Phillies coach Benny Bengough ran out to the mound, whispered some encouragement, and patted Simmons on the shoulder; then the young lefty got Mize to roll a weak groundball to Emil Verban at second to end the contest.5
Simmons’s final line: Nine innings pitched, five hits, one run, six walks, nine strikeouts. For good measure, he contributed his first major-league hit (a single) and a successful sacrifice. When it was all over, thousands of youngsters streamed out of the stands, surrounded Simmons, and, according to sportswriter Stan Baumgartner, practically “pushed him along the grandstand to the clubhouse.” Baumgartner wrote that Simmons used “a fastball that was so alive it occasionally squirted out of catcher Andy Seminick’s glove and a curve that broke like a jug handle”6 to keep the slugging Giants at bay. And what of the Giants’ vaunted trio of sluggers, Mize, Marshall, and Thompson? Combined they went 2-for-12 with a walk against the youngster. The two hits were harmless singles. As Baumgartner put it, Simmons “made the famed home run hitting Giants look like powder puff punchers.”7
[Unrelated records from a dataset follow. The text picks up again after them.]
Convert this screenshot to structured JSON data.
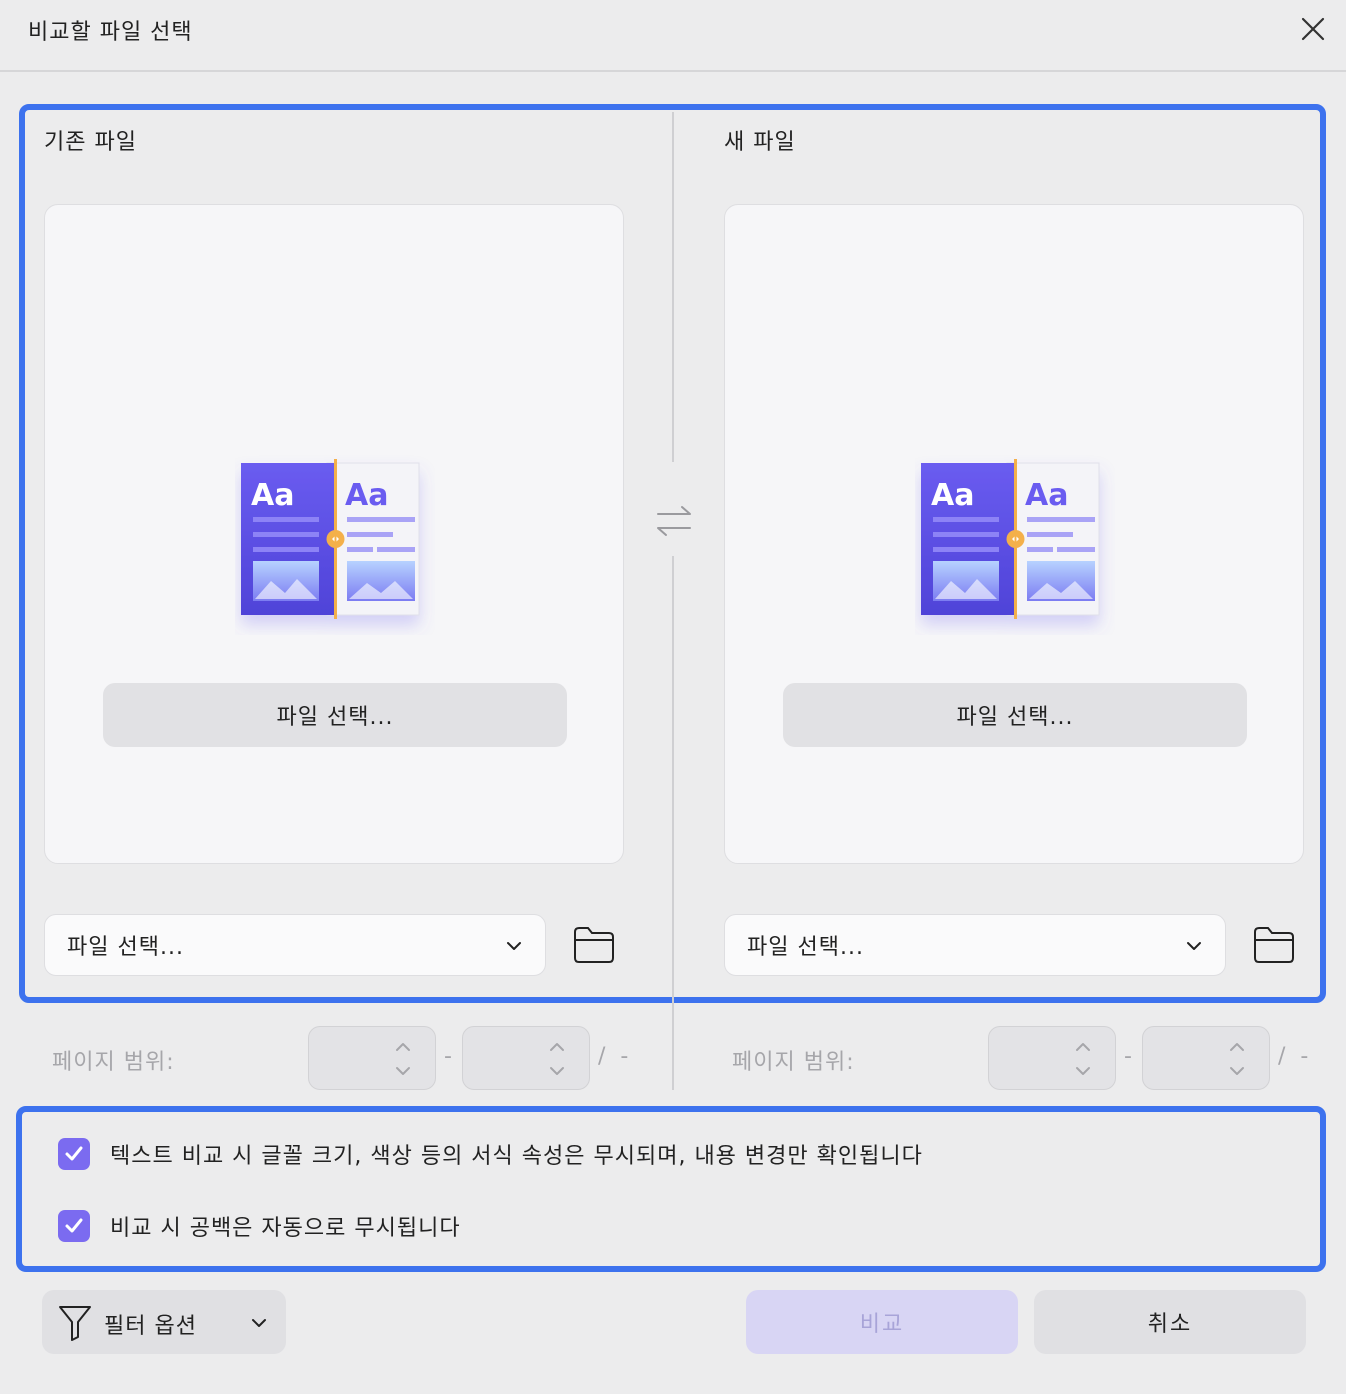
{
  "dialog": {
    "title": "비교할 파일 선택"
  },
  "old_file": {
    "heading": "기존 파일",
    "select_button": "파일 선택...",
    "dropdown_value": "파일 선택...",
    "page_range_label": "페이지 범위:",
    "range_separator": "-",
    "page_total": "/ -"
  },
  "new_file": {
    "heading": "새 파일",
    "select_button": "파일 선택...",
    "dropdown_value": "파일 선택...",
    "page_range_label": "페이지 범위:",
    "range_separator": "-",
    "page_total": "/ -"
  },
  "illustration": {
    "left_text": "Aa",
    "right_text": "Aa"
  },
  "options": {
    "ignore_formatting": "텍스트 비교 시 글꼴 크기, 색상 등의 서식 속성은 무시되며, 내용 변경만 확인됩니다",
    "ignore_whitespace": "비교 시 공백은 자동으로 무시됩니다"
  },
  "footer": {
    "filter_label": "필터 옵션",
    "compare_label": "비교",
    "cancel_label": "취소"
  },
  "colors": {
    "accent_border": "#3d72ee",
    "checkbox": "#7b6bf0",
    "compare_disabled": "#d8d5f4"
  },
  "icons": [
    "close-icon",
    "swap-icon",
    "chevron-down-icon",
    "folder-icon",
    "checkmark-icon",
    "filter-icon"
  ]
}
For his part, Simmons was modest and composed in speaking about the victory. “I was a bit nervous, always am, just before I start a game,” he said. “But once the game started, I just kept telling myself it was just like Wilmington — just another game. And that is really all it was. Andy Seminick did a great job behind the bat for me. He seemed to know just what to call, and three times when I broke the curveball in front of the plate with men on, he made great pickups. The boys fielded well behind me, too. Just tell all my friends in Egypt and all the Phil fans that I am very happy I got such a fine start.”8
Great talent, great poise, and the ability to talk to the media. Eighteen-year-old Curt Simmons was a rising star indeed.
If Simmons did not quite fulfill all of the promise he demonstrated on that Sunday afternoon, he certainly became a very fine major-league pitcher for a very long time. Over a 20-year career, often interrupted by military service and injury, Simmons compiled 193 wins and eventually did get to pitch in the World Series at the age of 35 with the 1964 Series champion St. Louis Cardinals.
In addition to the notes listed below the author consulted Baseball-Reference.com and Retrosheet.
1 Stan Baumgartner, “Simmons, Tabbed Modern Waddell, Giant Killer in Major League Bow,” The Sporting News, October 8, 1947: 13.
2 “Egypt Ties with Phillies, 4-4, as Simmons Whiffs Eleven Batters and Gives Up Seven Hits,” Allentown Morning Call, June 3, 1947: 16.
3 “Curt Simmons Signs with Phillies for Reported $40,000,” Allentown Morning Call, June 17, 1947: 16.
6 Stan Baumgartner, “Simmons Halts Giants; Phils Split,” Philadelphia Inquirer, September 29, 1947: 25.
7 “Simmons Halts Giants.”
8 “Simmons Halts Giants.”